▸ **Exercise description**
Set down all of the data that follows word for word, without the images.

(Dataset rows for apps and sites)
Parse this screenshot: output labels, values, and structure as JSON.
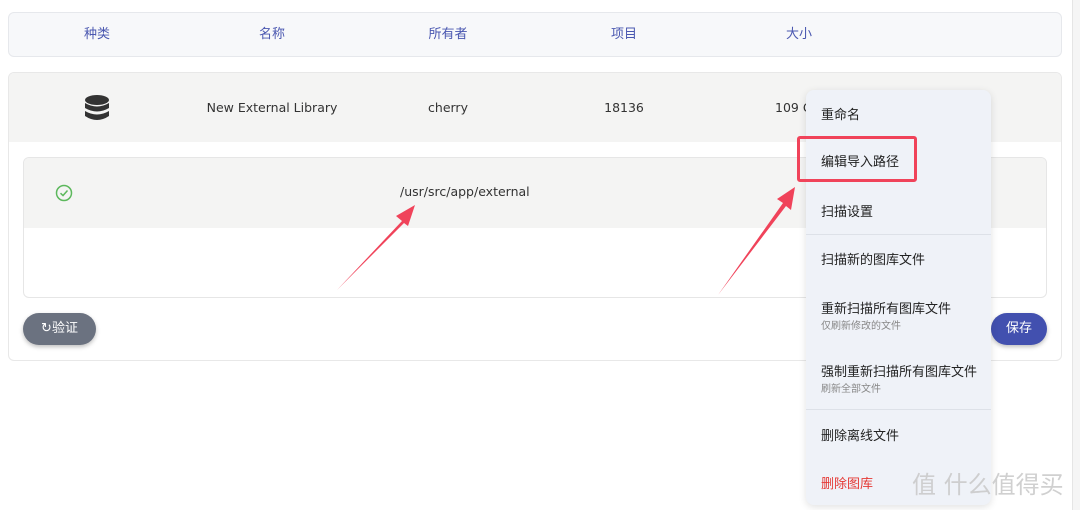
{
  "table": {
    "headers": [
      "种类",
      "名称",
      "所有者",
      "项目",
      "大小"
    ]
  },
  "library": {
    "name": "New External Library",
    "owner": "cherry",
    "items": "18136",
    "size": "109 G"
  },
  "import_path": {
    "path": "/usr/src/app/external"
  },
  "buttons": {
    "validate": "验证",
    "save": "保存"
  },
  "menu": {
    "rename": "重命名",
    "edit_import_paths": "编辑导入路径",
    "scan_settings": "扫描设置",
    "scan_new": "扫描新的图库文件",
    "rescan_all": "重新扫描所有图库文件",
    "rescan_all_sub": "仅刷新修改的文件",
    "force_rescan": "强制重新扫描所有图库文件",
    "force_rescan_sub": "刷新全部文件",
    "remove_offline": "删除离线文件",
    "delete_library": "删除图库"
  },
  "watermark": "值 什么值得买",
  "colors": {
    "accent": "#4250af",
    "danger": "#e53935",
    "annotation": "#f0435a"
  }
}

▸ **Answer space**
Parse this screenshot: output labels, values, and structure as JSON.
{
  "table": {
    "headers": [
      "种类",
      "名称",
      "所有者",
      "项目",
      "大小"
    ]
  },
  "library": {
    "name": "New External Library",
    "owner": "cherry",
    "items": "18136",
    "size": "109 G"
  },
  "import_path": {
    "path": "/usr/src/app/external"
  },
  "buttons": {
    "validate": "验证",
    "save": "保存"
  },
  "menu": {
    "rename": "重命名",
    "edit_import_paths": "编辑导入路径",
    "scan_settings": "扫描设置",
    "scan_new": "扫描新的图库文件",
    "rescan_all": "重新扫描所有图库文件",
    "rescan_all_sub": "仅刷新修改的文件",
    "force_rescan": "强制重新扫描所有图库文件",
    "force_rescan_sub": "刷新全部文件",
    "remove_offline": "删除离线文件",
    "delete_library": "删除图库"
  },
  "watermark": "值 什么值得买",
  "colors": {
    "accent": "#4250af",
    "danger": "#e53935",
    "annotation": "#f0435a"
  }
}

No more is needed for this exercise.